Combatting suburban sprawl
The Cascadia Scorecard for 2006, is put together by a Seattle based environmental organization, the Sightline Institute. According to their website, "The Scorecard highlights steps toward a region where people are healthier, more satisfied with their lives, and surrounded by thriving nature." Aspects of this include: Sprawl and health, wildlife, economy, energy, population, and pollution. The results indicate that living in compact urban areas is healthier, and trends are moving towards more walkable communities which are more efficient and less reliant on energy/fossil fuels.
The editorial encourages the U.S. to continue in this direction, following our better rated Canadian counterparts, "Americans deserve healthy lives as much as their Canadian neighbors. Better planning of cities (not to mention a more rational system of health care) would help walk us in that direction."

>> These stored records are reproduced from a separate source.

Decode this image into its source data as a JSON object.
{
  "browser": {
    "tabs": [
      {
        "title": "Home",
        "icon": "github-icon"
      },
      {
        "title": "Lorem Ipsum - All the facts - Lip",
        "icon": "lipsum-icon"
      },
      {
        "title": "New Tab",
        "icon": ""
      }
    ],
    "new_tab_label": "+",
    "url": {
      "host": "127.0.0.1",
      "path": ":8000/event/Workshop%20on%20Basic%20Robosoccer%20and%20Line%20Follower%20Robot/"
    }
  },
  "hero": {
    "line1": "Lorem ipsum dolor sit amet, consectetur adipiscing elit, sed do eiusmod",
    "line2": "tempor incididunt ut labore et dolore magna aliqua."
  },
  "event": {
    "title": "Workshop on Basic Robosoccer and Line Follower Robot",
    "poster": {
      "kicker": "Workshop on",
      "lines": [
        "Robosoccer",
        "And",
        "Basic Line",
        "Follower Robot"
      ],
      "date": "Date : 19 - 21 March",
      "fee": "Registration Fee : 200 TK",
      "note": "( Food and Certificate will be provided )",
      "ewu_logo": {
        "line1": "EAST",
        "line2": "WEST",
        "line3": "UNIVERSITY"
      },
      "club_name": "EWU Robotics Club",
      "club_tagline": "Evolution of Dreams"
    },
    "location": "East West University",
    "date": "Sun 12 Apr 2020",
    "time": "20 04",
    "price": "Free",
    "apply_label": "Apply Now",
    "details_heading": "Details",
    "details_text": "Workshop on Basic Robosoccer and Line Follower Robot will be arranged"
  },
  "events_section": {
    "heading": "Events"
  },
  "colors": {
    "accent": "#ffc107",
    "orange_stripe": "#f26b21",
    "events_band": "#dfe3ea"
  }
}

This topic falls in line with one of the final presentations I attended at the World Urban Forum, on energy and transportation (which was probably the best one of the week). The consensus of the speakers was to create communities within urban areas that are walkable, and that we should (re)design/plan areas with people in mind, not cars. Doing this will make our urban-suburban areas more vibrant and livable (not to mention, reduce traffic.)